(Records drawn from a dataset)
|---|

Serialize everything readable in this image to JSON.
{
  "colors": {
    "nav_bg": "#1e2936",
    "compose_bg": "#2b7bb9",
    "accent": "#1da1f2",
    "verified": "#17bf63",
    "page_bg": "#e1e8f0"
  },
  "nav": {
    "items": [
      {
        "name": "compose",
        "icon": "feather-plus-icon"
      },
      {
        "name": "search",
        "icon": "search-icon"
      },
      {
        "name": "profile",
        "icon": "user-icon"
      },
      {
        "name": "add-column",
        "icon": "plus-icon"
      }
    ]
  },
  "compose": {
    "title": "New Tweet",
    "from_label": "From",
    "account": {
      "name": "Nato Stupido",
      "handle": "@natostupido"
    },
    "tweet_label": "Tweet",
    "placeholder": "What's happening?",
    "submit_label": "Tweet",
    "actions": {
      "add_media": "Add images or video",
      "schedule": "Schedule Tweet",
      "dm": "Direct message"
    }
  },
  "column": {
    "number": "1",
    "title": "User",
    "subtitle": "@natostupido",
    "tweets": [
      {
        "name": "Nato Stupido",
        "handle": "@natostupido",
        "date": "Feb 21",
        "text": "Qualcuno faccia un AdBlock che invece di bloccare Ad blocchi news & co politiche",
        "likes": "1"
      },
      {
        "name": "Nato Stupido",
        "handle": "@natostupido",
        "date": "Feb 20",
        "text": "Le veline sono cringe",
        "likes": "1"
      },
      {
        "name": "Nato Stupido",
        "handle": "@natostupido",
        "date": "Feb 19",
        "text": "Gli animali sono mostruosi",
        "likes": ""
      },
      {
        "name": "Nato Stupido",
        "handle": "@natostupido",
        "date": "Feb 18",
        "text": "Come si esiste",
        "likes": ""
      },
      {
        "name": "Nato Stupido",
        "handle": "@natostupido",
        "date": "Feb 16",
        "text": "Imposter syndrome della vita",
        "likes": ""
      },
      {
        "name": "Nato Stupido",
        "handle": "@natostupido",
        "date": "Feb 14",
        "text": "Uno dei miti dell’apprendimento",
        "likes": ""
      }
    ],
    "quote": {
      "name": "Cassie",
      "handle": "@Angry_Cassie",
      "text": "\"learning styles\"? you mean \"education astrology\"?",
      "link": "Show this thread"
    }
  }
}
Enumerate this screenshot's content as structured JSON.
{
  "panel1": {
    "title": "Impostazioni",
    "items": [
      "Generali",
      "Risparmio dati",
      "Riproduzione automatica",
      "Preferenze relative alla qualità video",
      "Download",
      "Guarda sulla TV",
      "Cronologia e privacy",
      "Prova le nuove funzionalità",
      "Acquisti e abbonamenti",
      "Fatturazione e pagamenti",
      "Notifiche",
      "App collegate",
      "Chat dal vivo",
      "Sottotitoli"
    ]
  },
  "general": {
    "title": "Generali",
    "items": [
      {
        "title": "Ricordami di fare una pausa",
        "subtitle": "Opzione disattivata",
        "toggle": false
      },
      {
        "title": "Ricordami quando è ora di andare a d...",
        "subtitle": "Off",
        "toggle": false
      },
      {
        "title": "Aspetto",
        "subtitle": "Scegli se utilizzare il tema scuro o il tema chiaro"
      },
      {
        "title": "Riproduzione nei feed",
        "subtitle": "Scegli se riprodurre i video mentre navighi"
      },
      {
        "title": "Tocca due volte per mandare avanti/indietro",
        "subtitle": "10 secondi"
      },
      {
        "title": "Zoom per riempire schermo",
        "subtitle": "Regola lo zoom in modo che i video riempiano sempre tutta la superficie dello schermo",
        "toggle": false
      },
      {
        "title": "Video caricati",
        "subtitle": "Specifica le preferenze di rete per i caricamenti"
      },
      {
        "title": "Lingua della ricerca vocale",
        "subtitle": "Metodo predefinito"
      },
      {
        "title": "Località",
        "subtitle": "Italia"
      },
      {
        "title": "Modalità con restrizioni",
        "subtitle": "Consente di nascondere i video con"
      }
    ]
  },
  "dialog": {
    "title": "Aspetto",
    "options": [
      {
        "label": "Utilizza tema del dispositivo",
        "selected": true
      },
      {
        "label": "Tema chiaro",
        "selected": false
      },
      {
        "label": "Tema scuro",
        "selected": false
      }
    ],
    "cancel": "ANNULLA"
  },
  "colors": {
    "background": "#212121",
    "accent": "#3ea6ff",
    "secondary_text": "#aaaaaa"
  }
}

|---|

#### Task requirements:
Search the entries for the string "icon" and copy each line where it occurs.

#### Your response:
        "icon": "feather-plus-icon"
        "icon": "search-icon"
        "icon": "user-icon"
        "icon": "plus-icon"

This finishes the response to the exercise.